**Work request**:
The entries below must be restated word for word.

**Records for processing**:

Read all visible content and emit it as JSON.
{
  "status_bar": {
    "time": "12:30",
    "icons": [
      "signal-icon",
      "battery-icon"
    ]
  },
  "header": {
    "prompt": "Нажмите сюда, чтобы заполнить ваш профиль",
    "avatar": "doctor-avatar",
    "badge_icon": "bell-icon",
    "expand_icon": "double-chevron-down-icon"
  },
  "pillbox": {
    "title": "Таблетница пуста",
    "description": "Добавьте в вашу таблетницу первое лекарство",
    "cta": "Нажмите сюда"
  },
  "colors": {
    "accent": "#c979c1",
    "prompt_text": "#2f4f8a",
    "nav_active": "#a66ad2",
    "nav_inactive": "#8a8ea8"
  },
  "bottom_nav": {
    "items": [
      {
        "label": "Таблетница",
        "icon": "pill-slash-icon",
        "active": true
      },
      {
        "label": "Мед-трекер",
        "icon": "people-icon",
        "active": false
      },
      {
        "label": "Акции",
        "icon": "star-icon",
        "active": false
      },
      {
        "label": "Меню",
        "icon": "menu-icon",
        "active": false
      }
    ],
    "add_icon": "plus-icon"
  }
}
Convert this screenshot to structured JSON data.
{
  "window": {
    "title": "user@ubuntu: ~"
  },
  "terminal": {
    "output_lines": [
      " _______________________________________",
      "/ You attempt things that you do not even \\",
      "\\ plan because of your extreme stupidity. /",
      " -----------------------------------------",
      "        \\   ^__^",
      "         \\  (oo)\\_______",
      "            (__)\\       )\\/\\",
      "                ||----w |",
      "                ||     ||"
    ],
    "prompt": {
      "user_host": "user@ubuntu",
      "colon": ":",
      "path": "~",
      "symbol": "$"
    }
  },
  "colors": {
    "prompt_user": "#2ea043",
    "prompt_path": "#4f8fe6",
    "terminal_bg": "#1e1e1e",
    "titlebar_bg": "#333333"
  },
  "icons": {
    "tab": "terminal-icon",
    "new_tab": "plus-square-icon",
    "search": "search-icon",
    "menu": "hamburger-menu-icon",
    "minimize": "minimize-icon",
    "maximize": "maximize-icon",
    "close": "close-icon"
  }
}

**Task answer**:
Read all visible content and emit it as JSON.
{
  "status_bar": {
    "time": "12:30",
    "icons": [
      "signal-icon",
      "battery-icon"
    ]
  },
  "header": {
    "prompt": "Нажмите сюда, чтобы заполнить ваш профиль",
    "avatar": "doctor-avatar",
    "badge_icon": "bell-icon",
    "expand_icon": "double-chevron-down-icon"
  },
  "pillbox": {
    "title": "Таблетница пуста",
    "description": "Добавьте в вашу таблетницу первое лекарство",
    "cta": "Нажмите сюда"
  },
  "colors": {
    "accent": "#c979c1",
    "prompt_text": "#2f4f8a",
    "nav_active": "#a66ad2",
    "nav_inactive": "#8a8ea8"
  },
  "bottom_nav": {
    "items": [
      {
        "label": "Таблетница",
        "icon": "pill-slash-icon",
        "active": true
      },
      {
        "label": "Мед-трекер",
        "icon": "people-icon",
        "active": false
      },
      {
        "label": "Акции",
        "icon": "star-icon",
        "active": false
      },
      {
        "label": "Меню",
        "icon": "menu-icon",
        "active": false
      }
    ],
    "add_icon": "plus-icon"
  }
}
Convert this screenshot to structured JSON data.
{
  "window": {
    "title": "user@ubuntu: ~"
  },
  "terminal": {
    "output_lines": [
      " _______________________________________",
      "/ You attempt things that you do not even \\",
      "\\ plan because of your extreme stupidity. /",
      " -----------------------------------------",
      "        \\   ^__^",
      "         \\  (oo)\\_______",
      "            (__)\\       )\\/\\",
      "                ||----w |",
      "                ||     ||"
    ],
    "prompt": {
      "user_host": "user@ubuntu",
      "colon": ":",
      "path": "~",
      "symbol": "$"
    }
  },
  "colors": {
    "prompt_user": "#2ea043",
    "prompt_path": "#4f8fe6",
    "terminal_bg": "#1e1e1e",
    "titlebar_bg": "#333333"
  },
  "icons": {
    "tab": "terminal-icon",
    "new_tab": "plus-square-icon",
    "search": "search-icon",
    "menu": "hamburger-menu-icon",
    "minimize": "minimize-icon",
    "maximize": "maximize-icon",
    "close": "close-icon"
  }
}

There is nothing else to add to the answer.